Please set down only the lines from the one containing "Convert this screenshot" through the end of the entries below, exactly, minus any pictures.

━━ Data for the task ━━

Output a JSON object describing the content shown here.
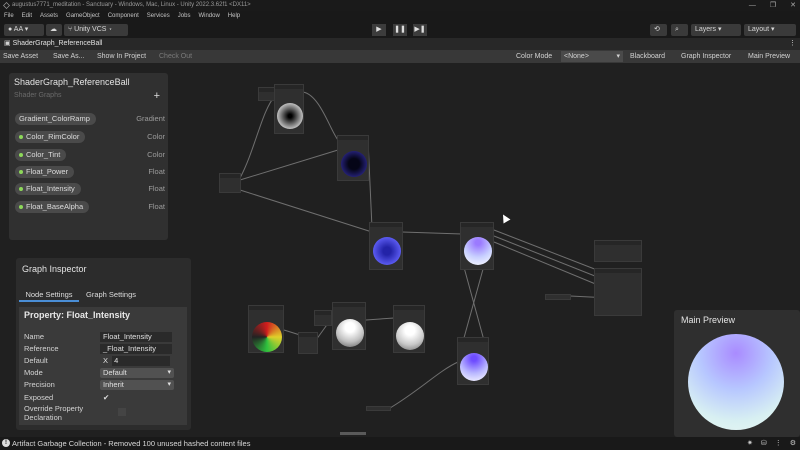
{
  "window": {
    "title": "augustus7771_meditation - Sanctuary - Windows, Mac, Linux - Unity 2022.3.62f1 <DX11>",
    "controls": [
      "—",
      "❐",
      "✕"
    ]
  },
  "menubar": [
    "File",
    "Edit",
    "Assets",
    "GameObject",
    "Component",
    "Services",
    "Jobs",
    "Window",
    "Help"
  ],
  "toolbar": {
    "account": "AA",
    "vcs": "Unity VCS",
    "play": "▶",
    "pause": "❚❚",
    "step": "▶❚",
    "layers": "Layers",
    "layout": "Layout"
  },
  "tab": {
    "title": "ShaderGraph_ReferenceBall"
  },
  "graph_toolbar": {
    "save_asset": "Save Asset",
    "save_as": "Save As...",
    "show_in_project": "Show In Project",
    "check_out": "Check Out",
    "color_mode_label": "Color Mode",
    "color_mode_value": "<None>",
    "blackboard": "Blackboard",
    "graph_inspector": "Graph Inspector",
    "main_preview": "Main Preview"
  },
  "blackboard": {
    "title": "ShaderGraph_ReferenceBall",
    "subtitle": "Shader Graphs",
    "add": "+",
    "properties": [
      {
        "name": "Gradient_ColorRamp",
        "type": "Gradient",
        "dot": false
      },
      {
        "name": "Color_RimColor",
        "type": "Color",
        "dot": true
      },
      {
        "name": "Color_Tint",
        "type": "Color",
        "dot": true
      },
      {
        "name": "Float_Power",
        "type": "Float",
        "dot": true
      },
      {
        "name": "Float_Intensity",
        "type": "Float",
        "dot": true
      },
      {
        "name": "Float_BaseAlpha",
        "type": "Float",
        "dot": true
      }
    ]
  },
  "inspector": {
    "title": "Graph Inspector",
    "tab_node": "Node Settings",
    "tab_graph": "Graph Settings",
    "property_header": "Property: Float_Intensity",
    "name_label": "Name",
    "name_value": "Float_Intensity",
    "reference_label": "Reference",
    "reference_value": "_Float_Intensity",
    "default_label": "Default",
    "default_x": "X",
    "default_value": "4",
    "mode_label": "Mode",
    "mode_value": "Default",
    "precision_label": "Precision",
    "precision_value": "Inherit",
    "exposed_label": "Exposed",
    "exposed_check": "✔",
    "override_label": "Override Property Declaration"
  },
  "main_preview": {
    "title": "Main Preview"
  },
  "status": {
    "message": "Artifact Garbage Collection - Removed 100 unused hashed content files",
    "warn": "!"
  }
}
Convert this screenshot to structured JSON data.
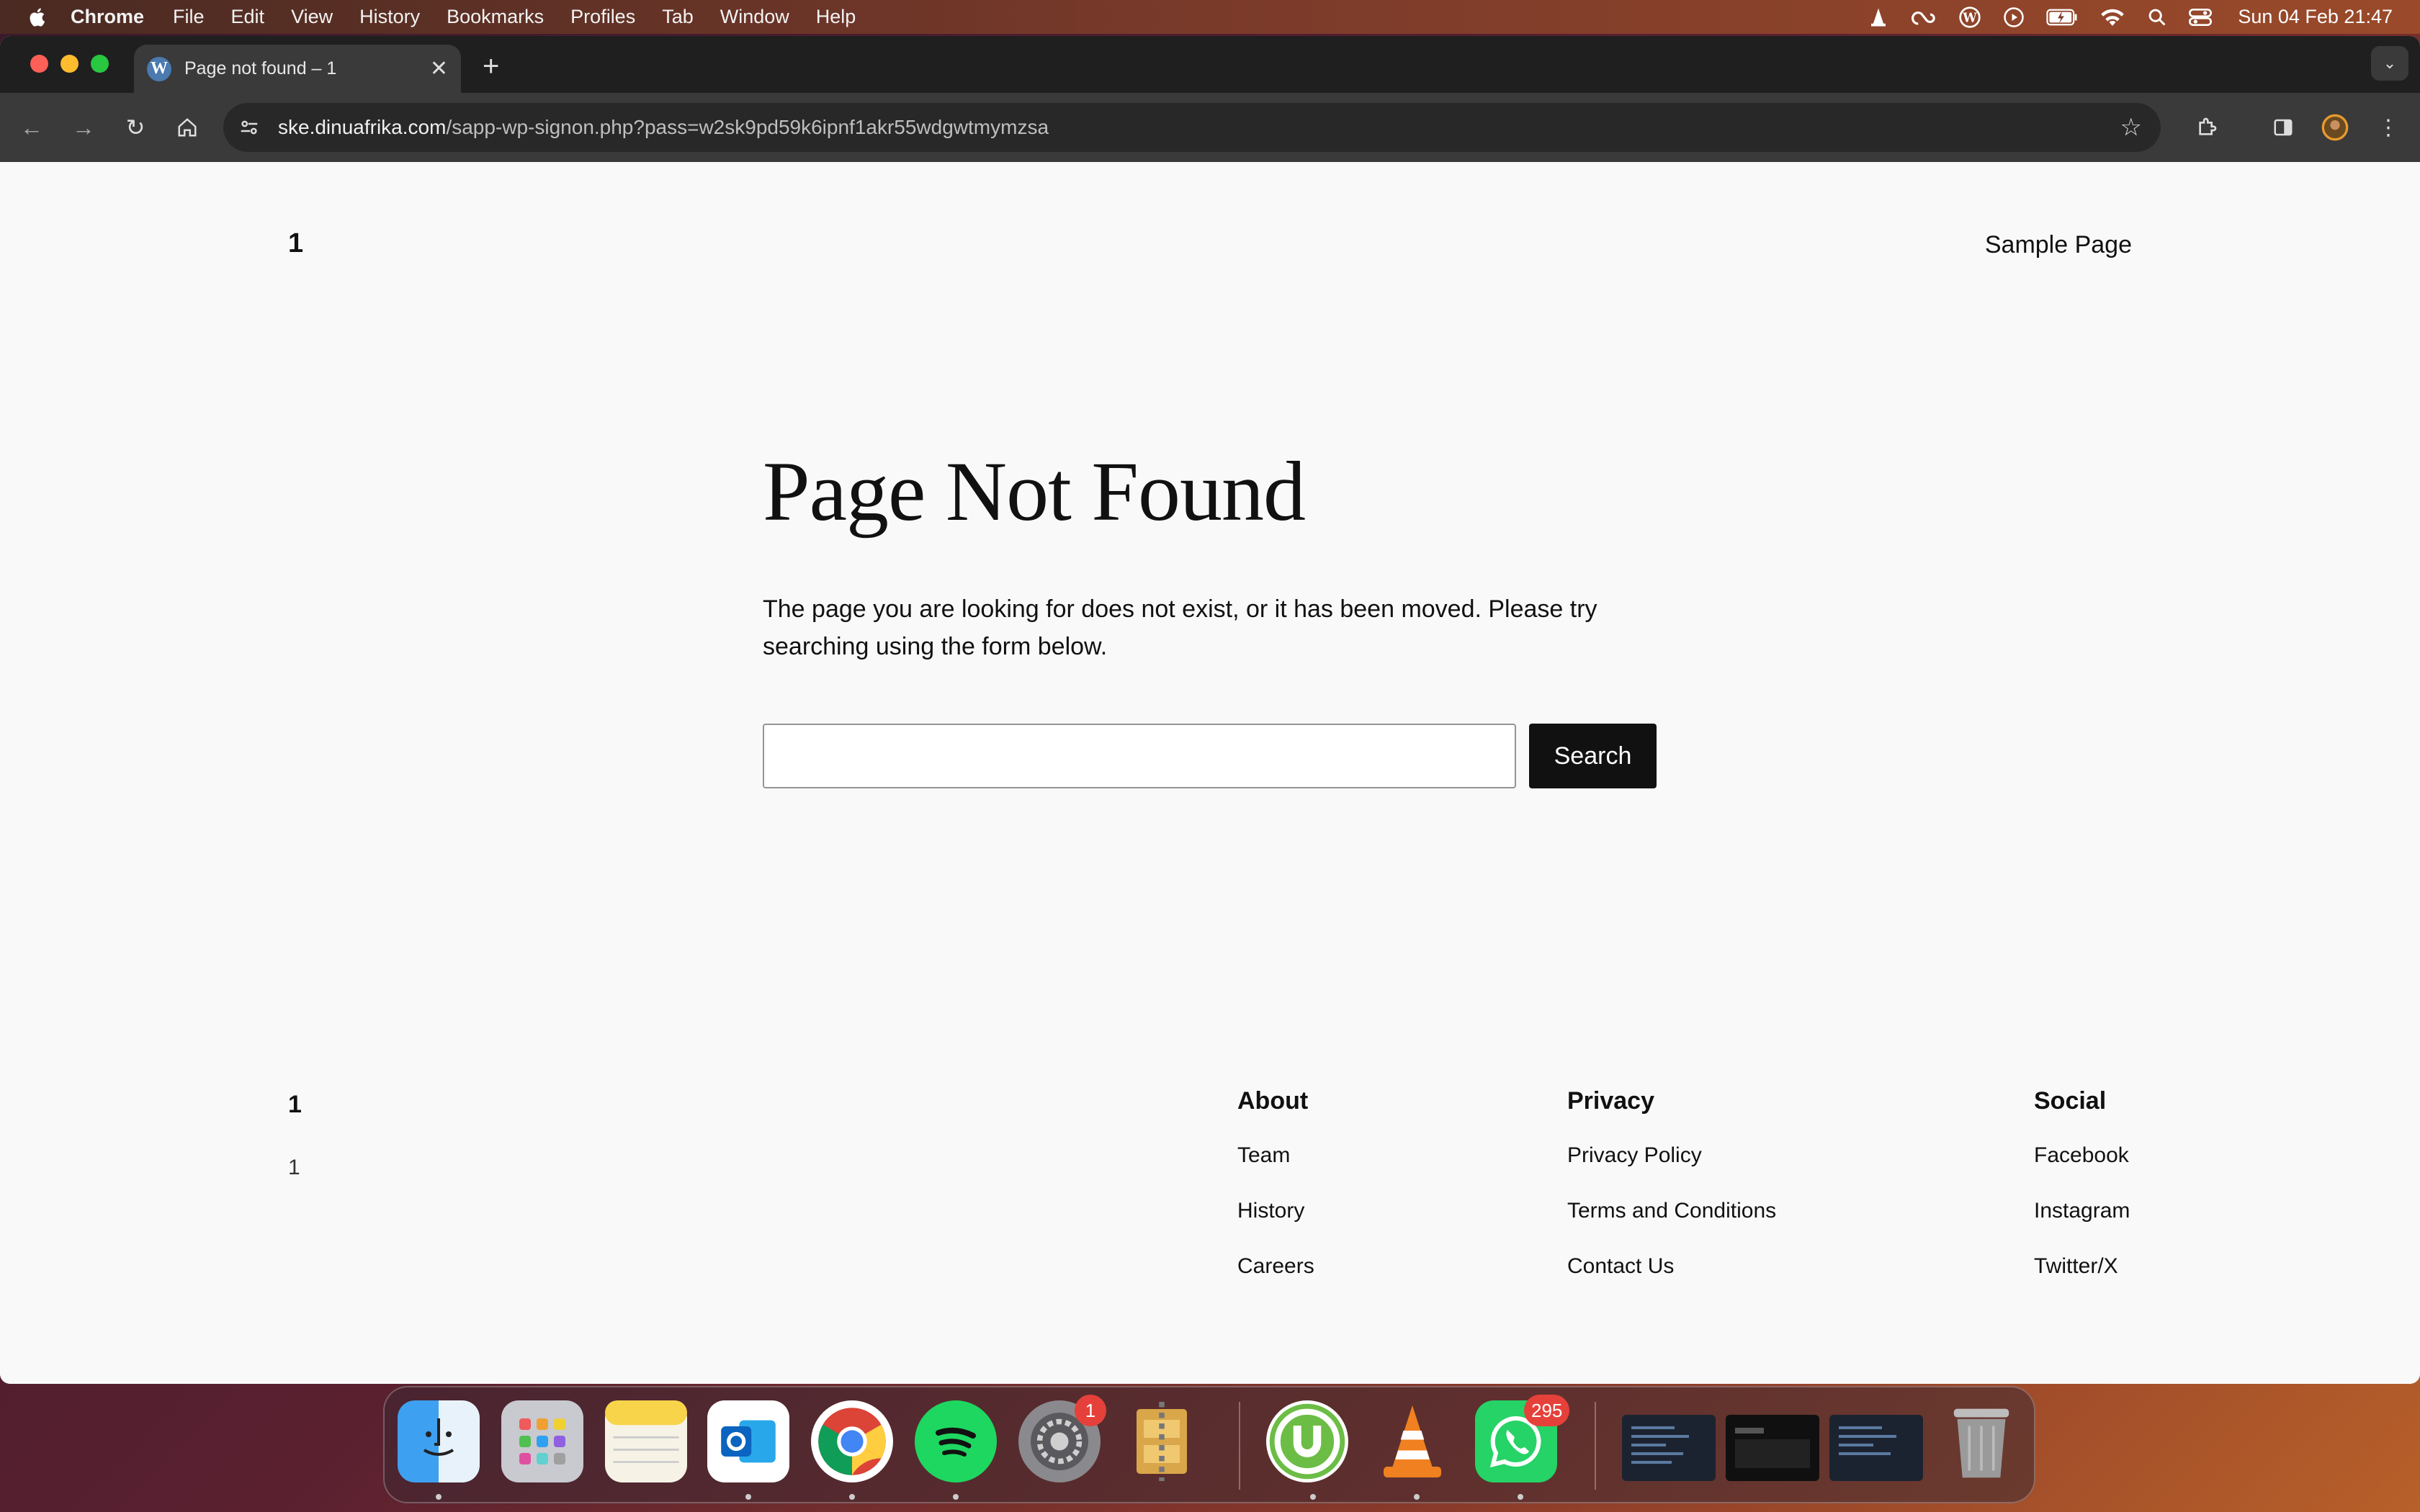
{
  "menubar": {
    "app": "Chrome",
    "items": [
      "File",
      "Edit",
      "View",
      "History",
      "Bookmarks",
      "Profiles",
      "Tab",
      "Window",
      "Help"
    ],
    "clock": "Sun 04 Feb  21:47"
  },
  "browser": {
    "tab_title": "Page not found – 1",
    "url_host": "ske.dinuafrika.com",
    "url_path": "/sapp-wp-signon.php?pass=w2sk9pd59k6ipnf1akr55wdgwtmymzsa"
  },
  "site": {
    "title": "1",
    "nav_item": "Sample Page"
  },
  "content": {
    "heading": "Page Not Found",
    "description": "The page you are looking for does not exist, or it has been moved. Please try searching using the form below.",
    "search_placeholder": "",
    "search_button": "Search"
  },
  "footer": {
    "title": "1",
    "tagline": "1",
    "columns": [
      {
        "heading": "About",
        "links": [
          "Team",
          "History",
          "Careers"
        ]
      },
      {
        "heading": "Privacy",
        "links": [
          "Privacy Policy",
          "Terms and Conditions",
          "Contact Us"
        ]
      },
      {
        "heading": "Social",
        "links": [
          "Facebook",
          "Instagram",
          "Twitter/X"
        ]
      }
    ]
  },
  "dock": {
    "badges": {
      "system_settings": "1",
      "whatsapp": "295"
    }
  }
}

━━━

- Answer box -
Convert this screenshot to structured JSON data.
{
  "menubar": {
    "app": "Chrome",
    "items": [
      "File",
      "Edit",
      "View",
      "History",
      "Bookmarks",
      "Profiles",
      "Tab",
      "Window",
      "Help"
    ],
    "clock": "Sun 04 Feb  21:47"
  },
  "browser": {
    "tab_title": "Page not found – 1",
    "url_host": "ske.dinuafrika.com",
    "url_path": "/sapp-wp-signon.php?pass=w2sk9pd59k6ipnf1akr55wdgwtmymzsa"
  },
  "site": {
    "title": "1",
    "nav_item": "Sample Page"
  },
  "content": {
    "heading": "Page Not Found",
    "description": "The page you are looking for does not exist, or it has been moved. Please try searching using the form below.",
    "search_placeholder": "",
    "search_button": "Search"
  },
  "footer": {
    "title": "1",
    "tagline": "1",
    "columns": [
      {
        "heading": "About",
        "links": [
          "Team",
          "History",
          "Careers"
        ]
      },
      {
        "heading": "Privacy",
        "links": [
          "Privacy Policy",
          "Terms and Conditions",
          "Contact Us"
        ]
      },
      {
        "heading": "Social",
        "links": [
          "Facebook",
          "Instagram",
          "Twitter/X"
        ]
      }
    ]
  },
  "dock": {
    "badges": {
      "system_settings": "1",
      "whatsapp": "295"
    }
  }
}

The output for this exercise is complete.